The legislative proposals include an assault weapons ban, a limit of 10 rounds per magazine and universal background checks that include anyone buying a gun, whether at a store or in a private sale at an auction or gun show.

"I welcome this opportunity to work with them, to hear their views in terms of what would make the biggest difference to prevent something like Newtown or Oak Creek from happening again," Edwards said.

Oak Creek Mayor Steve Scaffidi recently provided input in D.C. He says the gun control issue is a tough debate that has caused him to focus on his own initiatives.

"Clearly I think there is something we can do for registration knowing who is buying guns.

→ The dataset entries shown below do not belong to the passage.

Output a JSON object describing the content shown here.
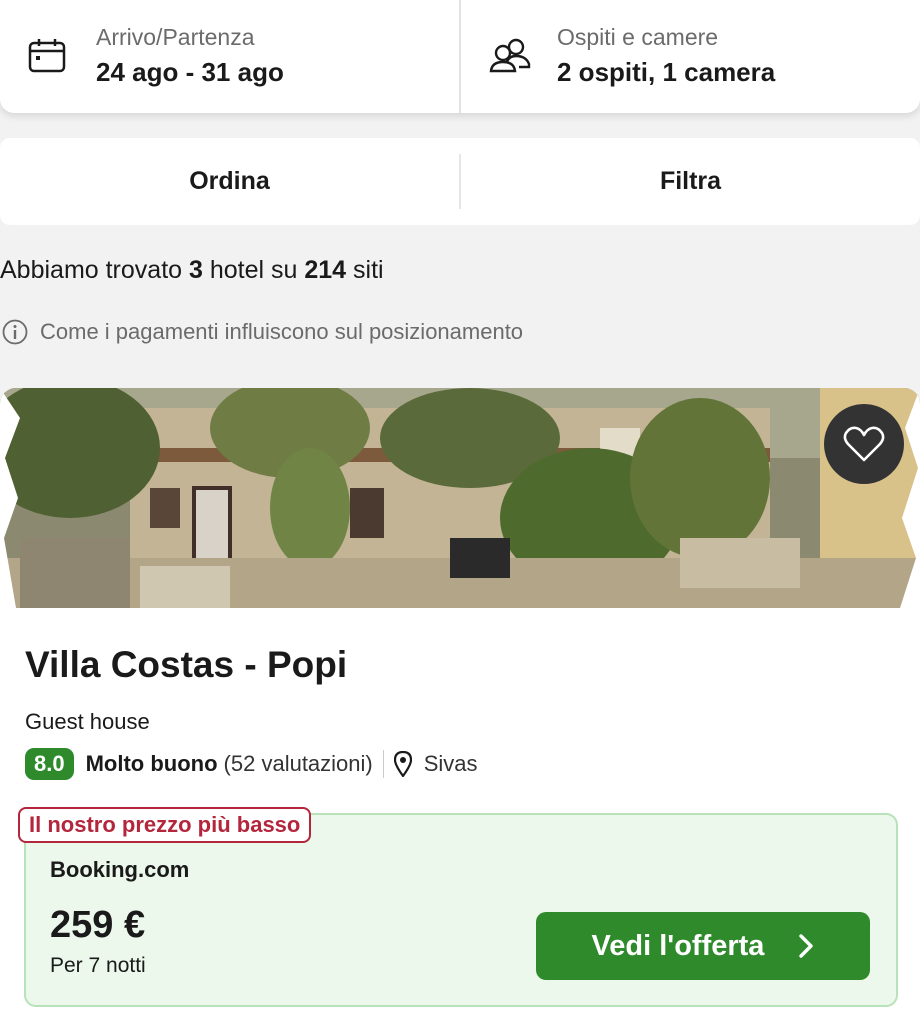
{
  "search": {
    "dates_label": "Arrivo/Partenza",
    "dates_value": "24 ago - 31 ago",
    "guests_label": "Ospiti e camere",
    "guests_value": "2 ospiti, 1 camera"
  },
  "toolbar": {
    "sort_label": "Ordina",
    "filter_label": "Filtra"
  },
  "results": {
    "prefix": "Abbiamo trovato",
    "hotel_count": "3",
    "middle": "hotel su",
    "site_count": "214",
    "suffix": "siti"
  },
  "ranking_info": "Come i pagamenti influiscono sul posizionamento",
  "hotel": {
    "name": "Villa Costas - Popi",
    "type": "Guest house",
    "score": "8.0",
    "rating_label": "Molto buono",
    "reviews": "(52 valutazioni)",
    "location": "Sivas",
    "badge": "Il nostro prezzo più basso",
    "provider": "Booking.com",
    "price": "259 €",
    "price_note": "Per 7 notti",
    "cta_label": "Vedi l'offerta"
  },
  "icons": {
    "calendar": "calendar-icon",
    "guests": "users-icon",
    "info": "info-icon",
    "favorite": "heart-icon",
    "location": "map-pin-icon",
    "chevron": "chevron-right-icon"
  },
  "colors": {
    "accent_green": "#2f8a2c",
    "badge_red": "#b3263c",
    "offer_bg": "#ecf8ec"
  }
}
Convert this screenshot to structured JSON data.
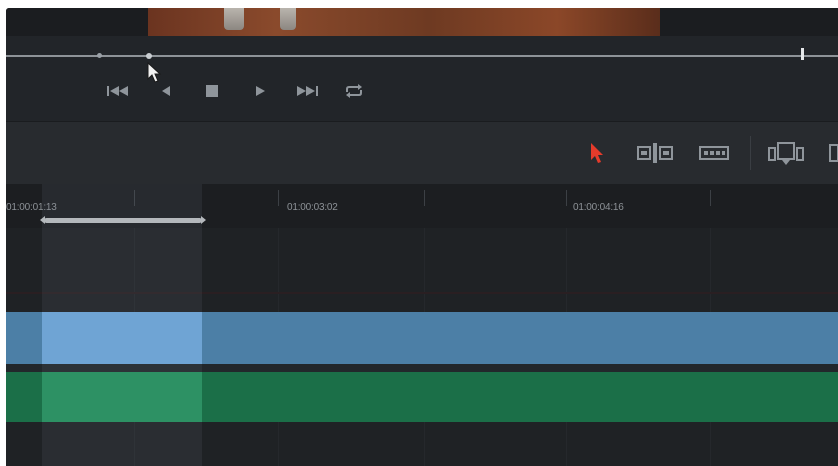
{
  "timeline": {
    "timecodes": [
      "01:00:01:13",
      "01:00:03:02",
      "01:00:04:16"
    ]
  },
  "transport": {
    "buttons": [
      "go-to-start",
      "reverse",
      "stop",
      "play",
      "go-to-end",
      "loop"
    ]
  },
  "toolbar": {
    "tools": [
      "selection",
      "trim-edit",
      "blade",
      "insert-clip"
    ]
  },
  "colors": {
    "video_track": "#4c7fa6",
    "video_clip_selected": "#6ea9dd",
    "audio_track": "#1b6f48",
    "audio_clip_selected": "#23935e",
    "selection_tool_accent": "#e53b2b"
  }
}
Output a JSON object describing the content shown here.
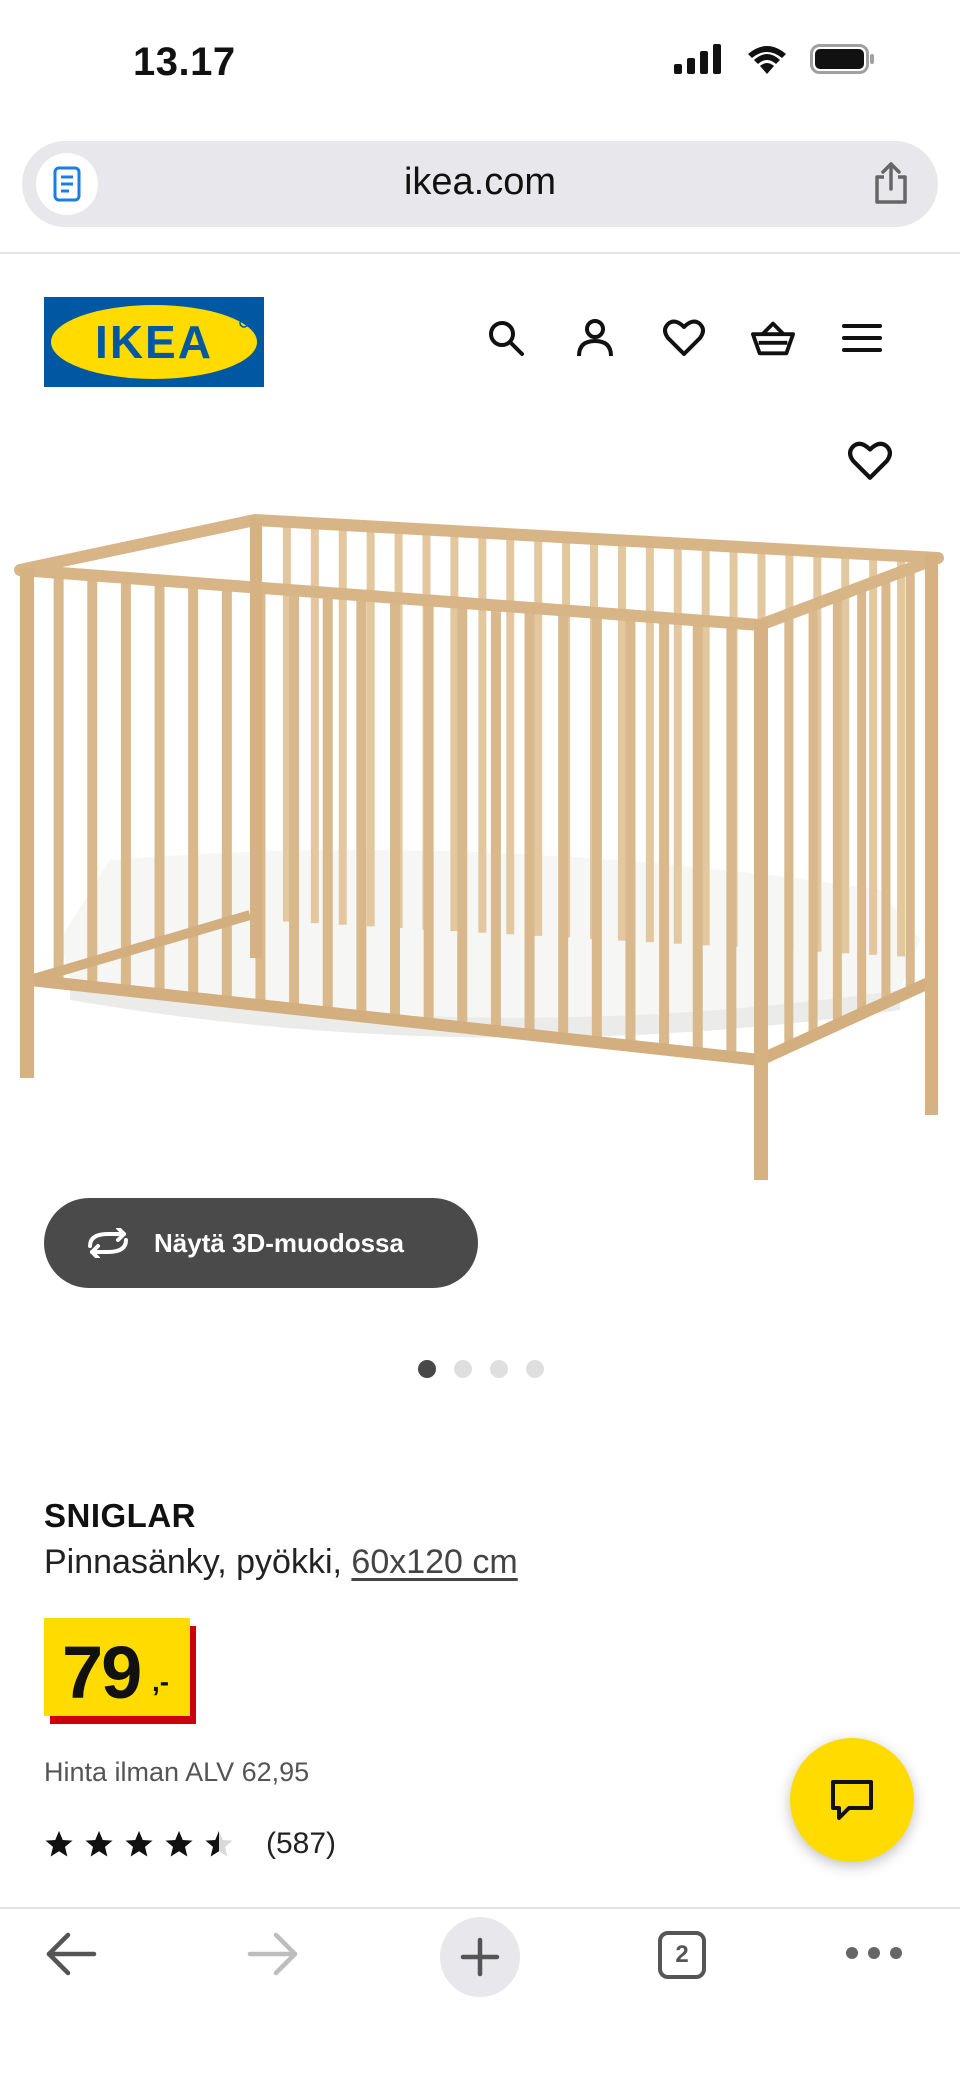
{
  "status_bar": {
    "time": "13.17"
  },
  "browser": {
    "url": "ikea.com",
    "open_tabs": "2"
  },
  "brand": {
    "logo_text": "IKEA",
    "blue": "#0058a3",
    "yellow": "#ffdb00"
  },
  "header": {
    "icons": [
      "search-icon",
      "account-icon",
      "favorites-heart-icon",
      "shopping-basket-icon",
      "menu-icon"
    ]
  },
  "product": {
    "view_3d_label": "Näytä 3D-muodossa",
    "carousel": {
      "count": 4,
      "active": 1
    },
    "name": "SNIGLAR",
    "description": "Pinnasänky, pyökki,",
    "size": "60x120 cm",
    "price": "79",
    "price_suffix": ",-",
    "price_excl_vat": "Hinta ilman ALV 62,95",
    "rating": 4.5,
    "rating_max": 5,
    "review_count": "(587)"
  }
}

The biggest thing for me, and it ties into mental health, is making sure the people who shouldn`t have guns, don`t have them. We need better record keeping for those individuals. The last thing, know how to use a gun correctly," Scaffidi said.

President Obama says it's not just about the recent high-profile mass shootings, but the concern extends to day-to-day violence. 

President Obama's proposals have already received some opposition, but President Obama says he is hoping Monday's meeting will give him the support he needs.

"Hopefully, if law enforcement officials who are dealing with this stuff every single day can come to some basic consensus in terms of steps we need to take, Congress is going to be paying attention to them and we'll be able to make progress," President Obama said.